----- Listed entries -----

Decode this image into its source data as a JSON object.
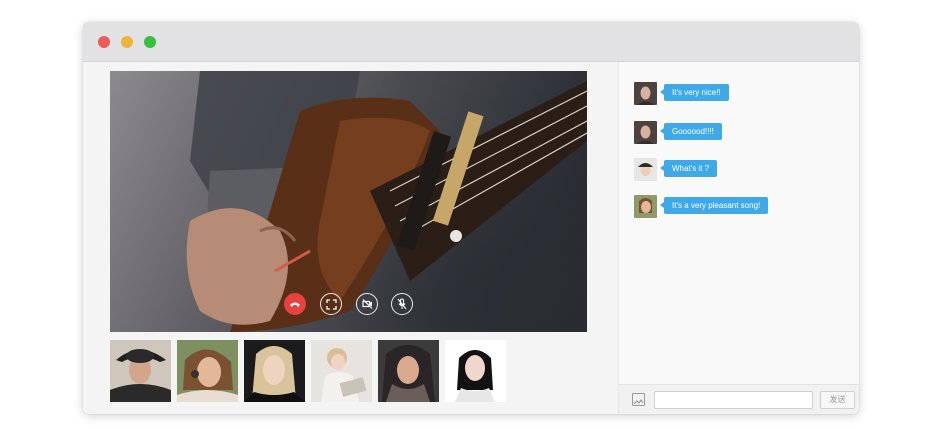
{
  "window": {
    "traffic_lights": [
      {
        "name": "close",
        "color": "#ec5b57"
      },
      {
        "name": "minimize",
        "color": "#f0b13d"
      },
      {
        "name": "zoom",
        "color": "#35c03f"
      }
    ]
  },
  "call": {
    "main_video": "guitar-player-video",
    "controls": [
      {
        "id": "hangup",
        "icon": "phone-hangup-icon",
        "color": "#e8413e"
      },
      {
        "id": "fullscreen",
        "icon": "fullscreen-icon"
      },
      {
        "id": "camera-off",
        "icon": "video-off-icon"
      },
      {
        "id": "mic-off",
        "icon": "mic-off-icon"
      }
    ],
    "participants": [
      {
        "id": "p1",
        "tone": "hat-woman"
      },
      {
        "id": "p2",
        "tone": "headphones-woman"
      },
      {
        "id": "p3",
        "tone": "blonde-woman"
      },
      {
        "id": "p4",
        "tone": "reading-woman"
      },
      {
        "id": "p5",
        "tone": "scarf-woman"
      },
      {
        "id": "p6",
        "tone": "dark-hair-woman"
      }
    ]
  },
  "chat": {
    "accent": "#3fa8e6",
    "messages": [
      {
        "text": "It's very nice!!"
      },
      {
        "text": "Goooood!!!!"
      },
      {
        "text": "What's it ?"
      },
      {
        "text": "It's a very pleasant song!"
      }
    ],
    "input": {
      "value": "",
      "placeholder": ""
    },
    "send_label": "发送"
  }
}
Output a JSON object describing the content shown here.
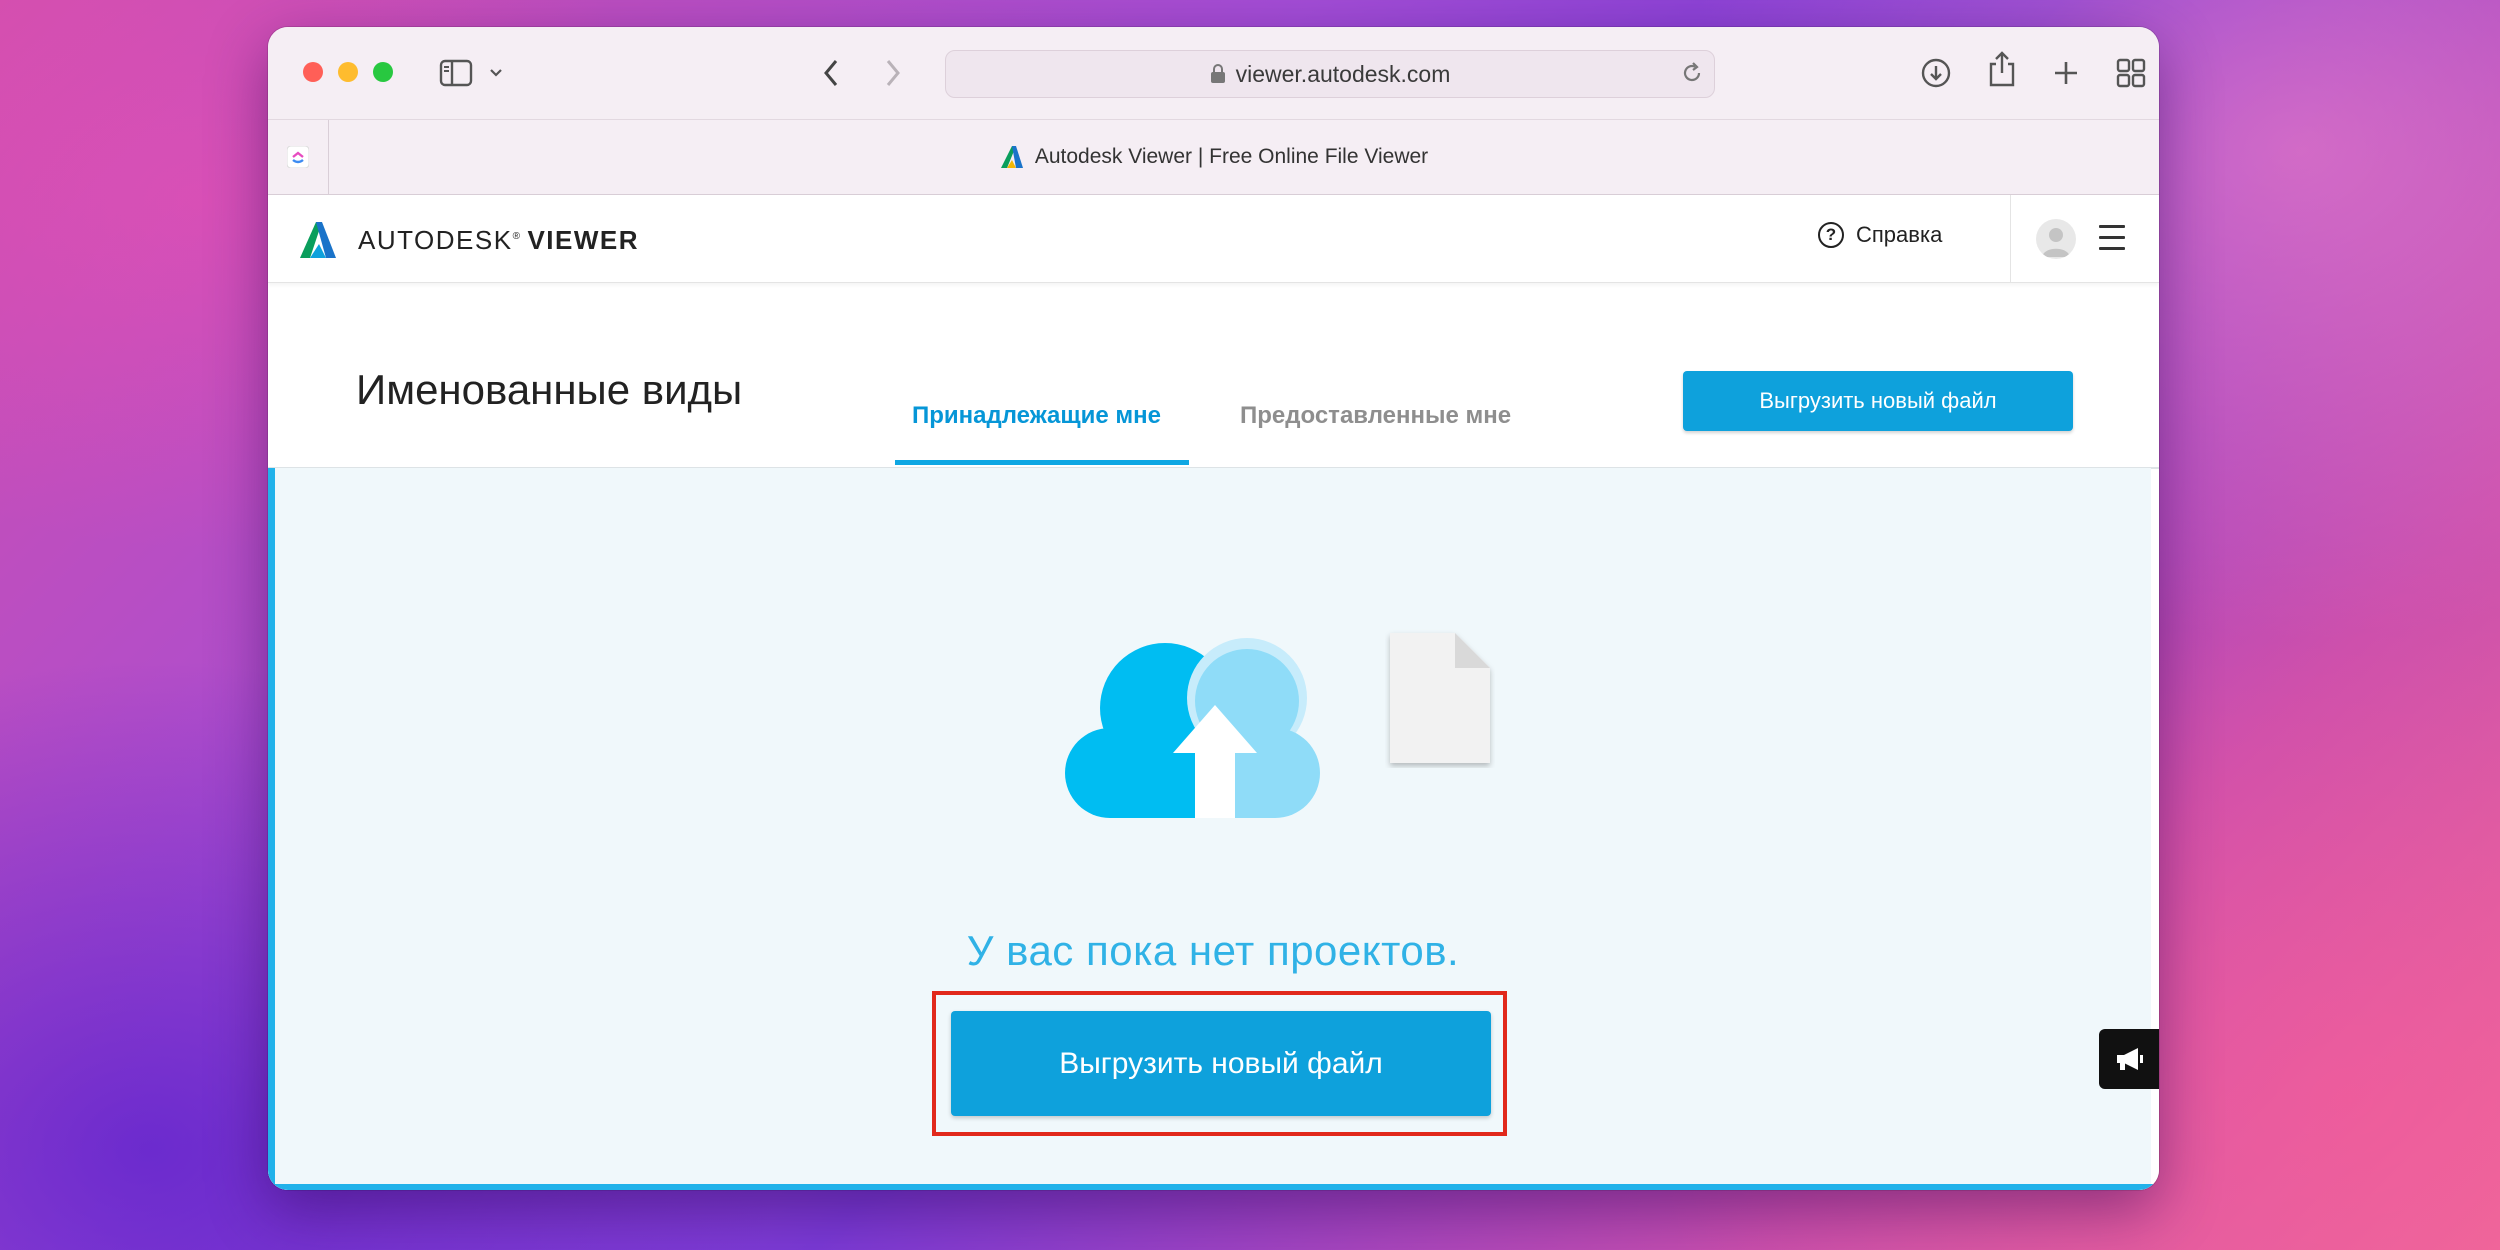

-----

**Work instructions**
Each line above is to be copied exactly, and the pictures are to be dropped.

**Completed task**
Decode this image into its source data as a JSON object.
{
  "window": {
    "traffic_lights": [
      {
        "name": "close",
        "color": "#ec5b57"
      },
      {
        "name": "minimize",
        "color": "#f0b13d"
      },
      {
        "name": "zoom",
        "color": "#35c03f"
      }
    ]
  },
  "call": {
    "main_video": "guitar-player-video",
    "controls": [
      {
        "id": "hangup",
        "icon": "phone-hangup-icon",
        "color": "#e8413e"
      },
      {
        "id": "fullscreen",
        "icon": "fullscreen-icon"
      },
      {
        "id": "camera-off",
        "icon": "video-off-icon"
      },
      {
        "id": "mic-off",
        "icon": "mic-off-icon"
      }
    ],
    "participants": [
      {
        "id": "p1",
        "tone": "hat-woman"
      },
      {
        "id": "p2",
        "tone": "headphones-woman"
      },
      {
        "id": "p3",
        "tone": "blonde-woman"
      },
      {
        "id": "p4",
        "tone": "reading-woman"
      },
      {
        "id": "p5",
        "tone": "scarf-woman"
      },
      {
        "id": "p6",
        "tone": "dark-hair-woman"
      }
    ]
  },
  "chat": {
    "accent": "#3fa8e6",
    "messages": [
      {
        "text": "It's very nice!!"
      },
      {
        "text": "Goooood!!!!"
      },
      {
        "text": "What's it ?"
      },
      {
        "text": "It's a very pleasant song!"
      }
    ],
    "input": {
      "value": "",
      "placeholder": ""
    },
    "send_label": "发送"
  }
}
Output a JSON object describing the content shown here.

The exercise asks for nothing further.